* Try it *
Read the records below and copy each line that contains "name".

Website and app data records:
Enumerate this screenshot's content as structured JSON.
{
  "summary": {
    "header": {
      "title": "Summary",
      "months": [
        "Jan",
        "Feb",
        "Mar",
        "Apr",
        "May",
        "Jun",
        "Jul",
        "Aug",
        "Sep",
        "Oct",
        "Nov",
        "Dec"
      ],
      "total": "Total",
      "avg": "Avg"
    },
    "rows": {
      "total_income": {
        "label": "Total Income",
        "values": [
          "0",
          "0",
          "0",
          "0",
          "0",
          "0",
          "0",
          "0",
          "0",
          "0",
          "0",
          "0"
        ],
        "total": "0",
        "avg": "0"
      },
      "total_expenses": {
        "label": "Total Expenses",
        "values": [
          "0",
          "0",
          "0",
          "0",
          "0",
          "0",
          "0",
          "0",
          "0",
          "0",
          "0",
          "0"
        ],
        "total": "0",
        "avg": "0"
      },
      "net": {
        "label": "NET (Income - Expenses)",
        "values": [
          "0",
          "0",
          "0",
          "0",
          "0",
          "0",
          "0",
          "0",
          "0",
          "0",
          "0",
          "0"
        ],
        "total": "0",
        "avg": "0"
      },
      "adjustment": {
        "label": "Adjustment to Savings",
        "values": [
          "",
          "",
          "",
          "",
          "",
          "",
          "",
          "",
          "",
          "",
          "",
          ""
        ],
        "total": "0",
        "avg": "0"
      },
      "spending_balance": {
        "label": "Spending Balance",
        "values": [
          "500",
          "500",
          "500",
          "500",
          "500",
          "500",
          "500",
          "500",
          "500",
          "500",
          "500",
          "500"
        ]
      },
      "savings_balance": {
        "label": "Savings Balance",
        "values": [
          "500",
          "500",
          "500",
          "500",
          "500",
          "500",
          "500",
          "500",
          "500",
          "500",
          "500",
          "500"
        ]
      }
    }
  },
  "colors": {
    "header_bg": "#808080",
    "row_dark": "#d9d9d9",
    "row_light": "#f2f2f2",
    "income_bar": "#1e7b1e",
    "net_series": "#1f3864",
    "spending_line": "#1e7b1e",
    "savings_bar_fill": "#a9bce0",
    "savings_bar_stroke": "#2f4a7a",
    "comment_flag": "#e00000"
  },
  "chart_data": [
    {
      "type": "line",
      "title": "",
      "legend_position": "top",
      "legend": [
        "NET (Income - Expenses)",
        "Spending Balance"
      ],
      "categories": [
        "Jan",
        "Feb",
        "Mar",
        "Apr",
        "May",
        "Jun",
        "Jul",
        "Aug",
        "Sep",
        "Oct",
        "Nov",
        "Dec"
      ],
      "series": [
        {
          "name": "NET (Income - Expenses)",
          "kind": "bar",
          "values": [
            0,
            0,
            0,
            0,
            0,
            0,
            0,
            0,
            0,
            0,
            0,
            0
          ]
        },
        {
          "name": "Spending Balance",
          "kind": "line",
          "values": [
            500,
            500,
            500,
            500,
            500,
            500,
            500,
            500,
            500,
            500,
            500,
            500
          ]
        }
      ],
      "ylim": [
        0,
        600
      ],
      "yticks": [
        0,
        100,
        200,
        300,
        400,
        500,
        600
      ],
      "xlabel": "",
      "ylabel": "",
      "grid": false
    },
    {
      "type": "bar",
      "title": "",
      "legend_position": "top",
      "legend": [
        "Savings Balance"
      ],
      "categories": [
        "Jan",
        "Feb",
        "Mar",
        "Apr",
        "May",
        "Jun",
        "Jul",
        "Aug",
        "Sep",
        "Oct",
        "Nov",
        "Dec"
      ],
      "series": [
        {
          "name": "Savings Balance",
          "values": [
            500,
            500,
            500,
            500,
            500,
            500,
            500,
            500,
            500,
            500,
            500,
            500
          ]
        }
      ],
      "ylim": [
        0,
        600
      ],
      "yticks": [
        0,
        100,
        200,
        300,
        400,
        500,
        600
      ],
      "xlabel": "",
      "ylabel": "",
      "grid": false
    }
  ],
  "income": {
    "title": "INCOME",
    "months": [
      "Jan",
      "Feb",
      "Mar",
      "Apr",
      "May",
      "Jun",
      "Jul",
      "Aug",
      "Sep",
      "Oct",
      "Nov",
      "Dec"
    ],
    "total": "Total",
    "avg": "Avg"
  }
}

* Answer for the task *
          "name": "NET (Income - Expenses)",
          "name": "Spending Balance",
          "name": "Savings Balance",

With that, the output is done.